I loved these 8 Questions to Ask your Children about their Art I found in Rachel Lynette’s website minds-in-bloom.com.
- What can you tell me about your picture? This open-ended question is a great way to get kids talking about their art. It is especially good if you cannot tell what the picture is. Nothing worse than saying, “What a lovely horse.” only to have the child tell you it is supposed to be a dog.
- How did you get the idea for this picture? By explaining the inspiration, the child recognizes his own creative spark and makes the connection from real-life events to artistic creation
- What do you like about your picture? Encourages the child to look carefully at his art and make a judgment. More importantly, this question teaches your child to value his own internal validation rather than performing in hopes of gaining the approval of others.
- What title would you give this work? Titles can offer a new dimension to a piece of art. Also, a title encourages your child to think about the main idea or concept of her work.
- Why did you…..use brown for the sky? Make the girl so much larger than the boy? Use only the bottom of the paper? Basically ask why the child decided to draw or color a specific element of the work in a particular way. Make sure your tone is neutral – you are asking for clarity, not judging or criticizing the work.

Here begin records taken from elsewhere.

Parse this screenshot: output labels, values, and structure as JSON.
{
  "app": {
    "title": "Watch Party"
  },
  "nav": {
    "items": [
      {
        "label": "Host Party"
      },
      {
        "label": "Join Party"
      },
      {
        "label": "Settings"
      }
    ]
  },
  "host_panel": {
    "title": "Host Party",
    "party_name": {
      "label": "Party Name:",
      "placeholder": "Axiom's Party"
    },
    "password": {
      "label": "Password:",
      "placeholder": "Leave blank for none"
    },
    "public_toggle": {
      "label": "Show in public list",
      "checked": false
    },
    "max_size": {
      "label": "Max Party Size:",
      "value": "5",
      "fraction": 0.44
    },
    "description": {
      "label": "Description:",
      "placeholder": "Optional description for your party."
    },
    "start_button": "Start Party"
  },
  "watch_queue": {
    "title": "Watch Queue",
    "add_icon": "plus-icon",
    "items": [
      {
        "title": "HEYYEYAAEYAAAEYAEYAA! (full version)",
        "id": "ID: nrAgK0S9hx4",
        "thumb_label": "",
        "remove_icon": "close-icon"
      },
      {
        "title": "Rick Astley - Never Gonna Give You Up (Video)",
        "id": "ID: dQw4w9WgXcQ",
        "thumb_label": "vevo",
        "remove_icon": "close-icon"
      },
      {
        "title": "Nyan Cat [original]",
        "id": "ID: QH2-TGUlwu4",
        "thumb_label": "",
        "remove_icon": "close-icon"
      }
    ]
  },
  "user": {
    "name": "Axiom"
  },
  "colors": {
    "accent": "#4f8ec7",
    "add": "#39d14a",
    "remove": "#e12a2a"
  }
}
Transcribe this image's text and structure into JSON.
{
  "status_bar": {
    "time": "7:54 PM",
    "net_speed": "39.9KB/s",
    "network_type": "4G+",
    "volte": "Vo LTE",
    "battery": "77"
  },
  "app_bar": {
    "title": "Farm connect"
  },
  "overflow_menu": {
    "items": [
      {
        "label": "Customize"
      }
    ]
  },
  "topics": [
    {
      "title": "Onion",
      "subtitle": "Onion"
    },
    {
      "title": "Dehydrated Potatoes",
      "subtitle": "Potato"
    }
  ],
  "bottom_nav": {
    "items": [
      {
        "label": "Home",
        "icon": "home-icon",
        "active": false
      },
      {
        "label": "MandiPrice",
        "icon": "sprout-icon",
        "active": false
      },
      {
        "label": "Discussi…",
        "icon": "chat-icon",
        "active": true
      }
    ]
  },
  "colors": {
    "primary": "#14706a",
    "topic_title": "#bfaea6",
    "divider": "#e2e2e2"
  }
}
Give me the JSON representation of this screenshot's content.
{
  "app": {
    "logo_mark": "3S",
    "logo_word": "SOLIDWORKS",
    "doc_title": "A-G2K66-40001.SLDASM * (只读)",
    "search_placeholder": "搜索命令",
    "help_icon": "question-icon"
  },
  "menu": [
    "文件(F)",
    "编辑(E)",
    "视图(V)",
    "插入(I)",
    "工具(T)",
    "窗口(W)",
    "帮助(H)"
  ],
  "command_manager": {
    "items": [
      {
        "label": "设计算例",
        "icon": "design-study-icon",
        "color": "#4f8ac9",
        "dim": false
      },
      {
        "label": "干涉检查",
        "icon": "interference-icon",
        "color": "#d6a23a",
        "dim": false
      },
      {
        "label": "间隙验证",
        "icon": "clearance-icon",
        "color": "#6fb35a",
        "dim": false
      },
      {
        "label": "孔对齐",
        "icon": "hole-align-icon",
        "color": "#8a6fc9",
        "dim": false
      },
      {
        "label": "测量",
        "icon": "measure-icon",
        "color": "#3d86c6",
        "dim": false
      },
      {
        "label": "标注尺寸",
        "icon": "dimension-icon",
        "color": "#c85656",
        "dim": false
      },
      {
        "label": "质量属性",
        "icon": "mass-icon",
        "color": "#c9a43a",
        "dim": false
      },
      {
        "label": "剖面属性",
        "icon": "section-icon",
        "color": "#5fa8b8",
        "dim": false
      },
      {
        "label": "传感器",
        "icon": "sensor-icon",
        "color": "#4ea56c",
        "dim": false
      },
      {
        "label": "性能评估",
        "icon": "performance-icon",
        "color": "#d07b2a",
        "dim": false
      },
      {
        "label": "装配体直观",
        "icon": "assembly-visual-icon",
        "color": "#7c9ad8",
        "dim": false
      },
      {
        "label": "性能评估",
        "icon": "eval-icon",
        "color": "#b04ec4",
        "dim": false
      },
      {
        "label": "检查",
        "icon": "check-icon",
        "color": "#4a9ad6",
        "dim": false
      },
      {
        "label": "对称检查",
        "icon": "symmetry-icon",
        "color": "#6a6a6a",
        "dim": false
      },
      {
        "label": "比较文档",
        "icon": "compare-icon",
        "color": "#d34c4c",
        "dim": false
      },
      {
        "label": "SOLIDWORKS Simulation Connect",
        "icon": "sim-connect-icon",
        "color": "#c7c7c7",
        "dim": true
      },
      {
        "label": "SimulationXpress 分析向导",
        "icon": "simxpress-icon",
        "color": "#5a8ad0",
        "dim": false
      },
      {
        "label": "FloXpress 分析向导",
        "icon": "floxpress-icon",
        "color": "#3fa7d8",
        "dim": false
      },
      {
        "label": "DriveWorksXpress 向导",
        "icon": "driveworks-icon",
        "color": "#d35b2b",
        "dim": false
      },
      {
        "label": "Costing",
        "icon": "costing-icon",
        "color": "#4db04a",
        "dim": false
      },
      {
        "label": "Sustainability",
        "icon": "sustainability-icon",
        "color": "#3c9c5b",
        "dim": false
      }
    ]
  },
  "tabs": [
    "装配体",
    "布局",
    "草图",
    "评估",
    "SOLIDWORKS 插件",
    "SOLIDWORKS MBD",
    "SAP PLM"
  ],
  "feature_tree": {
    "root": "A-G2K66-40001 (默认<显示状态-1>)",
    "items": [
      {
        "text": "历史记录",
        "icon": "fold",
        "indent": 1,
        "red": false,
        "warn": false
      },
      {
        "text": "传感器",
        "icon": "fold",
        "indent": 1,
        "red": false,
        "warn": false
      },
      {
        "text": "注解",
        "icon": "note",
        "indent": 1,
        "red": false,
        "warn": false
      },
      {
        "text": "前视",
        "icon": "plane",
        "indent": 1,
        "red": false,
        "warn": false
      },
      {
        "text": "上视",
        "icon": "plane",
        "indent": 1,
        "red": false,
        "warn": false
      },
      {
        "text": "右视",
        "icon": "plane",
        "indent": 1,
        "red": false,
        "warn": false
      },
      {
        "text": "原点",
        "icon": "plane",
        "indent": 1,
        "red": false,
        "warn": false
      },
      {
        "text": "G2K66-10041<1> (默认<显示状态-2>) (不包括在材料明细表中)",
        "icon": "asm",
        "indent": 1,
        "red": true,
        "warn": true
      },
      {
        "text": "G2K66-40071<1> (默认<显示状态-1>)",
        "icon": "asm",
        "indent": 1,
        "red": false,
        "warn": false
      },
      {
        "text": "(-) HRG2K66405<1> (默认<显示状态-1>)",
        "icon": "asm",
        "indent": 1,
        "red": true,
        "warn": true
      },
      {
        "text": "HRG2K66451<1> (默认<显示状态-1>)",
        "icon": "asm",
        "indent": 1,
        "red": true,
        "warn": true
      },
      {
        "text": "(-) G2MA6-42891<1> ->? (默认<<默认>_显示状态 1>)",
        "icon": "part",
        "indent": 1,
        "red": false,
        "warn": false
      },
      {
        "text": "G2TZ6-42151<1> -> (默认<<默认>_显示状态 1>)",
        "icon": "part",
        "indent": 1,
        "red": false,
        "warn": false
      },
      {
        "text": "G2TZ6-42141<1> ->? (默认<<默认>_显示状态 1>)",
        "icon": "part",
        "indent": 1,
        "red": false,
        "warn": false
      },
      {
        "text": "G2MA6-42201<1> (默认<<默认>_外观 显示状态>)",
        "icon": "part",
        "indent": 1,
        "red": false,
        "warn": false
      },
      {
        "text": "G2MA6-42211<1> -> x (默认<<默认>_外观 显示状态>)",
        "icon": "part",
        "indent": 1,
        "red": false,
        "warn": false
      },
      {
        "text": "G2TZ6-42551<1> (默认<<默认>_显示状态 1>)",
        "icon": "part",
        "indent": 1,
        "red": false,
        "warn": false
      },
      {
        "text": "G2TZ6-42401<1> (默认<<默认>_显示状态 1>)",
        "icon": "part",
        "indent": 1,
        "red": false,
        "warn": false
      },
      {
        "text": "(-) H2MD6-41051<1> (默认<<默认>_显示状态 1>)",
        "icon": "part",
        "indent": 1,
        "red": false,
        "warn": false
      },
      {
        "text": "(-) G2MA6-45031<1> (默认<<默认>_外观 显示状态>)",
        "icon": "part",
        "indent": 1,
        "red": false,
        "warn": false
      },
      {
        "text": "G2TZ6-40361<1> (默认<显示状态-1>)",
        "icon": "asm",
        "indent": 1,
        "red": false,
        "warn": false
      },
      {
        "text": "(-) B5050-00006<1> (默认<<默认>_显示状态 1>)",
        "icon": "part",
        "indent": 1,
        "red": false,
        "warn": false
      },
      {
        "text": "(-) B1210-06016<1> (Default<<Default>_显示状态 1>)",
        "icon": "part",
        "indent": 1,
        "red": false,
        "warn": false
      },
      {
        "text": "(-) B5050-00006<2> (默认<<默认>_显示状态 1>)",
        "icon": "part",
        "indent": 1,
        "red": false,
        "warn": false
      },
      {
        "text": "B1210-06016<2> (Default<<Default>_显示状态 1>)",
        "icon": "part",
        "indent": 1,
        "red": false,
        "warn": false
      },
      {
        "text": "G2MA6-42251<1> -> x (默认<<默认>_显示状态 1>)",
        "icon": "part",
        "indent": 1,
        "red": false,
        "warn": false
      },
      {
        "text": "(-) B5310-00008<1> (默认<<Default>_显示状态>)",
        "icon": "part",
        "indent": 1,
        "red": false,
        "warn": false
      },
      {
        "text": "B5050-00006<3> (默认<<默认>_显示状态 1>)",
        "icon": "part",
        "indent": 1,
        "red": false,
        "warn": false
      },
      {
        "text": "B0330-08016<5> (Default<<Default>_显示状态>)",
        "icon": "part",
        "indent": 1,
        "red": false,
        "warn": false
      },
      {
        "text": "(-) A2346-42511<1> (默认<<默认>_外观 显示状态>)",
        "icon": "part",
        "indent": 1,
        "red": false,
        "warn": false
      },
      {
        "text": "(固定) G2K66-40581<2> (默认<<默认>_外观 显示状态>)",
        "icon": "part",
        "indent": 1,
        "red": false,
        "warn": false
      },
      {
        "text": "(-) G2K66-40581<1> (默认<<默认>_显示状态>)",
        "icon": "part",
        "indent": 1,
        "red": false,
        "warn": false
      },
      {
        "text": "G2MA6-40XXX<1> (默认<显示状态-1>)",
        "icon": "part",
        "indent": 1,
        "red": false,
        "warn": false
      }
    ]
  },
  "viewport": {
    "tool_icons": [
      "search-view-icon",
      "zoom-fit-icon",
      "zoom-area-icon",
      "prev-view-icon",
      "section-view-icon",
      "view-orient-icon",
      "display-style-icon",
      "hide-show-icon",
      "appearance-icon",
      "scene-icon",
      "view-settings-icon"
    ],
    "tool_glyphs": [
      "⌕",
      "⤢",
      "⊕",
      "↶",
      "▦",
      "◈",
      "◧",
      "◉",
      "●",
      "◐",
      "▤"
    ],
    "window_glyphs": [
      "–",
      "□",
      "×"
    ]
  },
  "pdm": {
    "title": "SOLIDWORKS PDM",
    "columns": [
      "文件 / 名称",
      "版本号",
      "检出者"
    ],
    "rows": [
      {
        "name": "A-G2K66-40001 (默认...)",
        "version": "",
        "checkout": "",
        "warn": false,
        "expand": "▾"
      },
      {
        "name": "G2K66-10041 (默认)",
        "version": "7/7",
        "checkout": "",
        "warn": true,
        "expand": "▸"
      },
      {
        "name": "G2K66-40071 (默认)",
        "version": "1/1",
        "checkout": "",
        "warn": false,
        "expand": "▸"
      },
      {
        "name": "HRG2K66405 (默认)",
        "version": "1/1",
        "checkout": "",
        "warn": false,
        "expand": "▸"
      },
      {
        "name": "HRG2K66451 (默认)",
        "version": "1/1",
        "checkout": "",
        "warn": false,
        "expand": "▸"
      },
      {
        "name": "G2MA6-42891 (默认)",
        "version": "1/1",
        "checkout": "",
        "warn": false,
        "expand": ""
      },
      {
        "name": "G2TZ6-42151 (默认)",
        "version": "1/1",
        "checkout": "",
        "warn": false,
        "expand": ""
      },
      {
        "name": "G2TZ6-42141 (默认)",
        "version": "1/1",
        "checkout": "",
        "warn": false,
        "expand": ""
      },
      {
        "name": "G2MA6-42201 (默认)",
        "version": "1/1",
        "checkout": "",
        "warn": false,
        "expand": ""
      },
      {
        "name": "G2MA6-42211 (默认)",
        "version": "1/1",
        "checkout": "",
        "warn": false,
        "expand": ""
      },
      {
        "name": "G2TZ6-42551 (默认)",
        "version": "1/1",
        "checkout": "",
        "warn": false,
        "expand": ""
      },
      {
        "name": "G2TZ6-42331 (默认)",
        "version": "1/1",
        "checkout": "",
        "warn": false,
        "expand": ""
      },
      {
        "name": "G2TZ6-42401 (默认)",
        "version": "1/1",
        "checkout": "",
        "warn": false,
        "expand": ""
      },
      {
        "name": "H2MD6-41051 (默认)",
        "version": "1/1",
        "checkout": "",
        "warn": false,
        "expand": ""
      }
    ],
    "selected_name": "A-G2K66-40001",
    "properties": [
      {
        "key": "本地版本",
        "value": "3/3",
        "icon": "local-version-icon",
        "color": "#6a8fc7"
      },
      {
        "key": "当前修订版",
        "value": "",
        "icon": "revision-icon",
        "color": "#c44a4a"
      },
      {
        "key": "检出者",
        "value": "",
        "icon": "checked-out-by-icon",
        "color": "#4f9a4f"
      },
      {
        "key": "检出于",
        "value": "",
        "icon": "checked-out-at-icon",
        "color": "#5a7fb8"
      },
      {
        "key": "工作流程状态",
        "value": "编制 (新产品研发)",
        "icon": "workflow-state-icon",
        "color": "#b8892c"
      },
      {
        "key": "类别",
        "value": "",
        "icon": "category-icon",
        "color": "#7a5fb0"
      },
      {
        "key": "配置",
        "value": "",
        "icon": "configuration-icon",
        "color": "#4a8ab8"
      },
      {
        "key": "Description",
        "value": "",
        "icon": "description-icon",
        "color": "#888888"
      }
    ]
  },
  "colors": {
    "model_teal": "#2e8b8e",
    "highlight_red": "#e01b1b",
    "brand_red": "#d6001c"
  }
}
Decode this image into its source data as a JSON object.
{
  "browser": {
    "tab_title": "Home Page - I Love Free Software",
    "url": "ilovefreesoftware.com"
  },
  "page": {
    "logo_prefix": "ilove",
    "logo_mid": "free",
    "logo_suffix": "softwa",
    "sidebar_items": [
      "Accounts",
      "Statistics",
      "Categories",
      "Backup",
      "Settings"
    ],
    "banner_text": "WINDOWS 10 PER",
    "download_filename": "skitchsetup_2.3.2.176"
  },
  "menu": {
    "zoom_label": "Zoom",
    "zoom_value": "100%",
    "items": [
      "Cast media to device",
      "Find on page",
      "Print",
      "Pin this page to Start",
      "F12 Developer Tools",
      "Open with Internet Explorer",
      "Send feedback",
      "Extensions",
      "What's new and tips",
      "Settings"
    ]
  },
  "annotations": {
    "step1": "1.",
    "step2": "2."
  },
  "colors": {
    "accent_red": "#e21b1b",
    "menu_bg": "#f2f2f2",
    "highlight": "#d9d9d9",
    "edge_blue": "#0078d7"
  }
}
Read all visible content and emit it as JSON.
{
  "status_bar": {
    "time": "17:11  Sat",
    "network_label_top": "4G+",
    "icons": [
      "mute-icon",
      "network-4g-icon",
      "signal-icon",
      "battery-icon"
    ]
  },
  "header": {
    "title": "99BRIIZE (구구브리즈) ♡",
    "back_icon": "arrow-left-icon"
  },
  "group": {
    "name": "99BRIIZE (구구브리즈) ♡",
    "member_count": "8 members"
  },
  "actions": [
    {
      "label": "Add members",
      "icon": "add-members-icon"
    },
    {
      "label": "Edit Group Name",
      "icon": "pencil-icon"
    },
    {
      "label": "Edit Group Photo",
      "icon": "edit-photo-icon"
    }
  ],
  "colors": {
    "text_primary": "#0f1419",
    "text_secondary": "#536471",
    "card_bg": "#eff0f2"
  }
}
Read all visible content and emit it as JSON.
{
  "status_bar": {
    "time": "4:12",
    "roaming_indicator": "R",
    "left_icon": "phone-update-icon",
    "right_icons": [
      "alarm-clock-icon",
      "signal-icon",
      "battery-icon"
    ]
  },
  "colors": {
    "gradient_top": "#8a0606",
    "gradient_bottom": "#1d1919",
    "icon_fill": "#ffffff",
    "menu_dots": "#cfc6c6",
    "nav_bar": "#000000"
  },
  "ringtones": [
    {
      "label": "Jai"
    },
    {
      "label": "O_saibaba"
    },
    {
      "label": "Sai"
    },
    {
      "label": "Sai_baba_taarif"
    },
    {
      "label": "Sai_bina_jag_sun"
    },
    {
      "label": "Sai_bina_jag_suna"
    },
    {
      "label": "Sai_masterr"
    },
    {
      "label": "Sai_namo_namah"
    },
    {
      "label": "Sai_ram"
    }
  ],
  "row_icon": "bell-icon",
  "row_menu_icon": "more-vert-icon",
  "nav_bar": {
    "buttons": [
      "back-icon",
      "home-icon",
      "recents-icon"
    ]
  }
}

- How were you feeling when you made this picture? Connecting emotions with creative expression.
- How do hope other people will feel when they look at your picture? Allows the child to put himself in another’s place and imagine how his work affects that person. You could also make this question more specific by naming a particular person: How do you think grandma will feel when she looks at your picture?
- If you could make this picture again, what would you do differently? Professional artists often make many versions of the same picture, trying new things, tweaking, experimenting. Encourage your young artist to do the same.
What suggestions do you have for talking with your children about their art?